» PROBLEM TO WORK ON: For each line below that includes the string "JSON", show the whole line.

◇ ◇ ◇

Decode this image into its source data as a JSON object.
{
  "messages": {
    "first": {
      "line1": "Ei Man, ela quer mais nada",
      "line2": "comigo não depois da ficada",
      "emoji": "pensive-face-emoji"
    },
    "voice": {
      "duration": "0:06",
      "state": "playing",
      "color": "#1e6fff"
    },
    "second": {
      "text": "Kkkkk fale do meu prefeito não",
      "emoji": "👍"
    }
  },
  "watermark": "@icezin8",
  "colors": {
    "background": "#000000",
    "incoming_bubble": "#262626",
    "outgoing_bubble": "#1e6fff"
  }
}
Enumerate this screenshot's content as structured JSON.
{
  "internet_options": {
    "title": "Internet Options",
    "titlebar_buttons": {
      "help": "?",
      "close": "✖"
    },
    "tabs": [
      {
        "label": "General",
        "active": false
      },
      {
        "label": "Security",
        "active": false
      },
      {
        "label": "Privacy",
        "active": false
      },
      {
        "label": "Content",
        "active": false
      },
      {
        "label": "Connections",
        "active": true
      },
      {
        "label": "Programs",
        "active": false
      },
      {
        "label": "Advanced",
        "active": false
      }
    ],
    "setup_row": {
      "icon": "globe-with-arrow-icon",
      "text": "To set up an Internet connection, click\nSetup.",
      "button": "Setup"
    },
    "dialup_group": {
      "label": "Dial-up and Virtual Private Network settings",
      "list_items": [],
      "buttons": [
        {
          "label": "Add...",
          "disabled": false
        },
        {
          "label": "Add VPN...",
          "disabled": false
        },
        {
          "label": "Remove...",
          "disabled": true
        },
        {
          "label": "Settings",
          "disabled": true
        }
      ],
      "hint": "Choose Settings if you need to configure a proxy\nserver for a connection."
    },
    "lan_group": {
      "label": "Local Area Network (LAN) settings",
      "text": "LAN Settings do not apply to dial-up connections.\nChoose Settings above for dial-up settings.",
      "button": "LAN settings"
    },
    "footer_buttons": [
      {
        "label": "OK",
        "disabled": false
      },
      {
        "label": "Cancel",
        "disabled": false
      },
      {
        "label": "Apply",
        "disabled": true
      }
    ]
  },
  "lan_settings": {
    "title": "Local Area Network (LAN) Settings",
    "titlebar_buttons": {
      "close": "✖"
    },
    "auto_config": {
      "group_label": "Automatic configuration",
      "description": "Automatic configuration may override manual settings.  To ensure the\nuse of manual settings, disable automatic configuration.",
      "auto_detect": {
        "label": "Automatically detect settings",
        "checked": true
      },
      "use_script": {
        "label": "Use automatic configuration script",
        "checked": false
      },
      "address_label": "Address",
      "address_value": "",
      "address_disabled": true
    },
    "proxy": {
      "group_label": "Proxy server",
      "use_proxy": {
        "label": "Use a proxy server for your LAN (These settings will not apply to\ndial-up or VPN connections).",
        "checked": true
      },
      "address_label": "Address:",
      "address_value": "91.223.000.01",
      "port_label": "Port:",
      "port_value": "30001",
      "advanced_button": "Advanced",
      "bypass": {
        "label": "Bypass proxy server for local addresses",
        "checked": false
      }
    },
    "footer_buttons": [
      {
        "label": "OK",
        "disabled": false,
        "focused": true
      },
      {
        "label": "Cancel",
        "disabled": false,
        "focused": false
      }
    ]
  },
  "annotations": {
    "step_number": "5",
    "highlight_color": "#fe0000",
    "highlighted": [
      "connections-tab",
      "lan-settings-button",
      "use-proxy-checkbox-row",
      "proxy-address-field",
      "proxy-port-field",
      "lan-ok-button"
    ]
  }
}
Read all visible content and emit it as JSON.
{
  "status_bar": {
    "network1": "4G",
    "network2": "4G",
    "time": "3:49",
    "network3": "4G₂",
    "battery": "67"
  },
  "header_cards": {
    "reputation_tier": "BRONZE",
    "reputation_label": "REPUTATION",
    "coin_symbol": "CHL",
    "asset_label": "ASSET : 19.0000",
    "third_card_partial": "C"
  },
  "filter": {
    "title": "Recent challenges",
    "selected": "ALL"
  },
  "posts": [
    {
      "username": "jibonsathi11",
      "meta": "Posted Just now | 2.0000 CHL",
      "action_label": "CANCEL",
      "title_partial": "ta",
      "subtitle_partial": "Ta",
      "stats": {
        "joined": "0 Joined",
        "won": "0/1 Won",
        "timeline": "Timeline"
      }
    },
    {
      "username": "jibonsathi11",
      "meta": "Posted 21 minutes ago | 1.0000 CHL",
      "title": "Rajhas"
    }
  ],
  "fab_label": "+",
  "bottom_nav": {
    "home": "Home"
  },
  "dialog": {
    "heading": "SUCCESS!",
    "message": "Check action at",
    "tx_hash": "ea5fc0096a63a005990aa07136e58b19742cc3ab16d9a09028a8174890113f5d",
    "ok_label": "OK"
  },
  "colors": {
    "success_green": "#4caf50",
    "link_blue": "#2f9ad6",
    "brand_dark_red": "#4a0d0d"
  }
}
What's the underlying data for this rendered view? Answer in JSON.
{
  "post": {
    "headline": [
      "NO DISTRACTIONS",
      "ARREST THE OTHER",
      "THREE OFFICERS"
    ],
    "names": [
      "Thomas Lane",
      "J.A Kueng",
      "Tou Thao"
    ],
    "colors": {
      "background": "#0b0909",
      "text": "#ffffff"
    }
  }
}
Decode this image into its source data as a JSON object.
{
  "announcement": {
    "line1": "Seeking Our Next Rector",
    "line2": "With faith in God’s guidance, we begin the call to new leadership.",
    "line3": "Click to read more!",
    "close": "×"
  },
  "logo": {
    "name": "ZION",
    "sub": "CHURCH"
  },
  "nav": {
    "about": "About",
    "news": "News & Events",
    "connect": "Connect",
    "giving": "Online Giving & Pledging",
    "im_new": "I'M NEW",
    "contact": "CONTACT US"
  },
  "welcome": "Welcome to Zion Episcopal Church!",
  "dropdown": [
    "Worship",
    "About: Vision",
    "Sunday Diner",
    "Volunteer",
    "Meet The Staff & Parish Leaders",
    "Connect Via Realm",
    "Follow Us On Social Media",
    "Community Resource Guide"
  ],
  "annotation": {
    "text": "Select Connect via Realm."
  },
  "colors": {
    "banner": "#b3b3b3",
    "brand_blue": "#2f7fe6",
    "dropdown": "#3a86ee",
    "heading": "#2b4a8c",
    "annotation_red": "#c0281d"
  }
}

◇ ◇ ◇

» REPLY:
Decode this image into its source data as a JSON object.
Enumerate this screenshot's content as structured JSON.
Read all visible content and emit it as JSON.
What's the underlying data for this rendered view? Answer in JSON.
Decode this image into its source data as a JSON object.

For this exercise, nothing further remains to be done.